_ABOUT THIS EXERCISE_. Search the entries for the word "reply" and return every line where it is found.

MATERIAL PROVIDED START

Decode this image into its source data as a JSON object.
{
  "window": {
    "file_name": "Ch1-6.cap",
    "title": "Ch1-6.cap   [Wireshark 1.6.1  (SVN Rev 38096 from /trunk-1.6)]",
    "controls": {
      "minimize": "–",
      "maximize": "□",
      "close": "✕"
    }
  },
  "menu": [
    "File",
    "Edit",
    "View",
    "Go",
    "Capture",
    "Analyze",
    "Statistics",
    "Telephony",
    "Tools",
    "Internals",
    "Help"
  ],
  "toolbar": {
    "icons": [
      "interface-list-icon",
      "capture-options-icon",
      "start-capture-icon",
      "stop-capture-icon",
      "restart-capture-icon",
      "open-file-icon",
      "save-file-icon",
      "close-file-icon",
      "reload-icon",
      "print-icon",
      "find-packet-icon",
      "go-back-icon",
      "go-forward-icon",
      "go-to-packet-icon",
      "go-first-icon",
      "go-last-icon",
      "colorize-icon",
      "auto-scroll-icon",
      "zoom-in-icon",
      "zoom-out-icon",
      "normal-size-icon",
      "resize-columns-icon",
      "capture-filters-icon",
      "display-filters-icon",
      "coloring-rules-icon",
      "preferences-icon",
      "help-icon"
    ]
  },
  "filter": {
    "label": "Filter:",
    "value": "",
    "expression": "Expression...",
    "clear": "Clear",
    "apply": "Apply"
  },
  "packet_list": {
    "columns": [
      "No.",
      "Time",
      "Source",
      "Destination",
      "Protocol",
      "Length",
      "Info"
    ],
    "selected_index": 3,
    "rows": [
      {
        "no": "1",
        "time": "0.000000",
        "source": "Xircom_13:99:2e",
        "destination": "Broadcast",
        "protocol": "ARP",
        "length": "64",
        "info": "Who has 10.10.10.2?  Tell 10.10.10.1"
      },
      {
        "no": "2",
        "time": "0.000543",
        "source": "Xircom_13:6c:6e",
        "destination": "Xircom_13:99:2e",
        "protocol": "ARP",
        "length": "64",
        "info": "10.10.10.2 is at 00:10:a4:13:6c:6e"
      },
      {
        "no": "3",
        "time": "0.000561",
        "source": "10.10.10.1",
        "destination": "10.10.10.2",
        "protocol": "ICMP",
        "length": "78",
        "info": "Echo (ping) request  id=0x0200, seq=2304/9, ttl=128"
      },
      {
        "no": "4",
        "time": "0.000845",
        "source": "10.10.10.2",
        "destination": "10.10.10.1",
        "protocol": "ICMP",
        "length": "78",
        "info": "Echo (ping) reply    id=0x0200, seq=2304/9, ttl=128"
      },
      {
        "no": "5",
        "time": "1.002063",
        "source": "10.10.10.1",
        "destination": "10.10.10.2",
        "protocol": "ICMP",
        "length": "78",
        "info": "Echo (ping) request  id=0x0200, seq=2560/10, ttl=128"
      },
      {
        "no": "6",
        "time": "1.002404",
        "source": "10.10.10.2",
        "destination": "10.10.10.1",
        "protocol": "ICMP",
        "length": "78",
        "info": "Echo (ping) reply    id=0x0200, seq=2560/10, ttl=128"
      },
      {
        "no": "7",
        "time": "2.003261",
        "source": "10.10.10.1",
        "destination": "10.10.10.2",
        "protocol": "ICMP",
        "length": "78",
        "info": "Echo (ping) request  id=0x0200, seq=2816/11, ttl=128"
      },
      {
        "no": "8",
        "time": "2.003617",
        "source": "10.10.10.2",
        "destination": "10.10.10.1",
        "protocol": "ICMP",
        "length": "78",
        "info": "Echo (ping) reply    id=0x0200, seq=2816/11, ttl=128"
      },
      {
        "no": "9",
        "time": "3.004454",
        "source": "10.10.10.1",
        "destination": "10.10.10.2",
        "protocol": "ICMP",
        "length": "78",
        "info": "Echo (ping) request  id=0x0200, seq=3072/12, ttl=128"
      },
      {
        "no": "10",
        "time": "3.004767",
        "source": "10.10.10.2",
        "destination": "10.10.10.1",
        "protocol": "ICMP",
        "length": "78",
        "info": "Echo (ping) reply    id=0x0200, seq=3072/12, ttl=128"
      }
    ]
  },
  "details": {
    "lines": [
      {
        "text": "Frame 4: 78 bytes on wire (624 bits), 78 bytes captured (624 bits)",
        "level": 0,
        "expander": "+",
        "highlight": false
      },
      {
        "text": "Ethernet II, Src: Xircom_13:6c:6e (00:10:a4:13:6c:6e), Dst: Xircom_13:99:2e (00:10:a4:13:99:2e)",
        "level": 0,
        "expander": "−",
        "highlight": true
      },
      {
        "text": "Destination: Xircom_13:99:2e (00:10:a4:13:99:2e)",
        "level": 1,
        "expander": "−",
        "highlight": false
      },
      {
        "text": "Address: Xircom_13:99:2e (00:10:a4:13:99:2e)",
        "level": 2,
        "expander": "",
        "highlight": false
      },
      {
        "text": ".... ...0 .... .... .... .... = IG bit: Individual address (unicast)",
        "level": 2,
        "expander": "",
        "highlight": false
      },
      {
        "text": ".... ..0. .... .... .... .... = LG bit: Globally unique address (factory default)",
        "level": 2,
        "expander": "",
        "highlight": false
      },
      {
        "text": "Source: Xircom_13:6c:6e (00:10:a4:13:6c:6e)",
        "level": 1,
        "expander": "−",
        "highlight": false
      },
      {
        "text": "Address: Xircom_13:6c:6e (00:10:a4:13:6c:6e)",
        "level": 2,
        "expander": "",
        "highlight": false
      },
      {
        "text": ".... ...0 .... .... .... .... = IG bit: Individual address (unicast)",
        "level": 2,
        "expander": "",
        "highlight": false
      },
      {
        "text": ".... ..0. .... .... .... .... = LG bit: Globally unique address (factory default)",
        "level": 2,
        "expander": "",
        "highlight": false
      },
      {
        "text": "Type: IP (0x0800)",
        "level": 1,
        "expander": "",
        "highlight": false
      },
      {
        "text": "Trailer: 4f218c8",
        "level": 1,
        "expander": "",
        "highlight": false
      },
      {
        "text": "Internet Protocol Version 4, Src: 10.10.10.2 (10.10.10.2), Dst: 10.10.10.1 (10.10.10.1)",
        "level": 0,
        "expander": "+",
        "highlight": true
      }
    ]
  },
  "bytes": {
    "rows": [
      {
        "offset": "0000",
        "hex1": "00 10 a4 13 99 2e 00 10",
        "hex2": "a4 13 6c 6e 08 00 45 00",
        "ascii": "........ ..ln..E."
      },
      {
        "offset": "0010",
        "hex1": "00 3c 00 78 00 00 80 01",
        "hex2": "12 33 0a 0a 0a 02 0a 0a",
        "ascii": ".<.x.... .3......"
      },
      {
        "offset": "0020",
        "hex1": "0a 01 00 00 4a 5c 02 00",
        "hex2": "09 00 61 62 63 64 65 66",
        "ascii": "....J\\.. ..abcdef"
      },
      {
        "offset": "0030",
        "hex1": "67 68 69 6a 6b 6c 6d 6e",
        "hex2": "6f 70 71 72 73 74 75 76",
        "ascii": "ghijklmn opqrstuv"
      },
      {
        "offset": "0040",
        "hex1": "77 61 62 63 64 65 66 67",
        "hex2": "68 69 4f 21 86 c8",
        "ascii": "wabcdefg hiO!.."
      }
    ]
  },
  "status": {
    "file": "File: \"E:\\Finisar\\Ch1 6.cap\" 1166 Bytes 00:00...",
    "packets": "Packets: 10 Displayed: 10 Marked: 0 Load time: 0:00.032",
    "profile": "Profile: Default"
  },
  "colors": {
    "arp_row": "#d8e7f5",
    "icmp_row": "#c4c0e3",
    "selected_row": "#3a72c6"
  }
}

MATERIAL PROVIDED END

_ANSWER SECTION_.
        "info": "Echo (ping) reply    id=0x0200, seq=2304/9, ttl=128"
        "info": "Echo (ping) reply    id=0x0200, seq=2560/10, ttl=128"
        "info": "Echo (ping) reply    id=0x0200, seq=2816/11, ttl=128"
        "info": "Echo (ping) reply    id=0x0200, seq=3072/12, ttl=128"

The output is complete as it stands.